However, several organizations – including WestJet, the Oilers Entertainment Group and Edmonton International Airport – were against the idea.
WestJet is opposed to the move because it could have a negative impact on the company’s plans to make Calgary a global aviation hub.
“The economic advantages of a global airline housed in Alberta are numerous and far reaching,” WestJet said in a statement. “Potential inconsistencies caused by not following widely accepted daylight saving times programs will negatively impact our hub strategy in the province.”
Implementing the act would place Alberta two time zones away from British Columbia in the winter, WestJet explained, creating more early flight departures for travellers.
For example, when B.C. changes to Standard Time in November, departures would move back by an hour. Travellers leaving B.C. at 6 a.m. to make a connection in Edmonton or Calgary would have to depart at 5 a.m., WestJet explained.

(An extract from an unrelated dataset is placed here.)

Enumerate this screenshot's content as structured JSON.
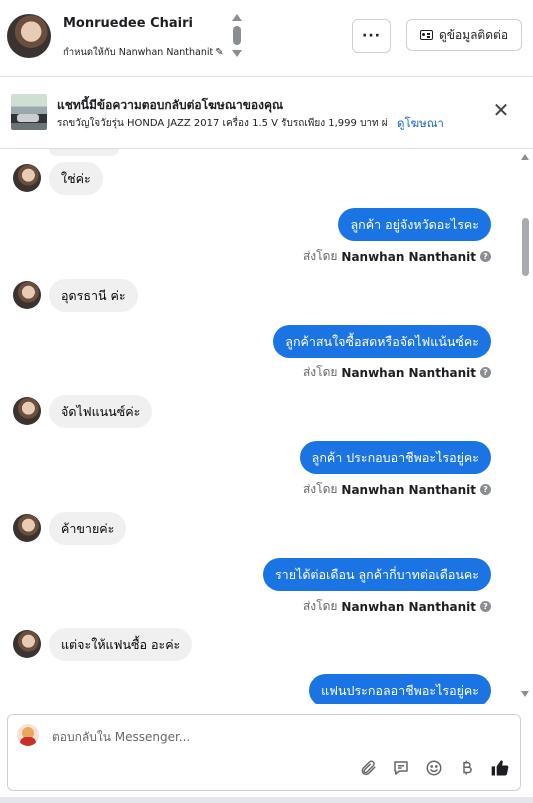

“As you can appreciate, flight departures at 5 a.m. are unappealing to most travellers and many may choose alternate routings that bypass flying through Alberta to get to their final destination,” WestJet explained.
“This connecting traffic is foundational to the growth of WestJet’s Calgary hub and continued expansion in Edmonton. It also has a positive downstream impact on the strength of our services in Fort McMurray and Grande Prairie.”
Dang said there are other jurisdictions that don’t follow Daylight Saving Time and solutions can be found to accommodate everyone.
“I think that the solutions for those types of problems exist and we can move forward and make this bill something that works with Albertans.”
While presenting the results on Tuesday night, research officer Sarah Amato admitted that while the results of the survey offer an accurate representation of the submissions that were received, she couldn’t comment on the overall public opinion.
The largest number of responses came from Edmonton and Calgary, followed by Lethbridge and Medicine Hat.
Public consultations will continue in a number of municipalities in Alberta, to hear from people in person, Dang said.
“What I think is going to be a big question is still going to be, ‘Which time zone do people want?’ And the survey and the consultation did address some of that. But I think that now we know that Albertans definitely want to stop, we need to choose a time to stay on.”
A legislative committee now has until Oct. 4 to compile a report to be presented to the Legislative Assembly.
What do you think?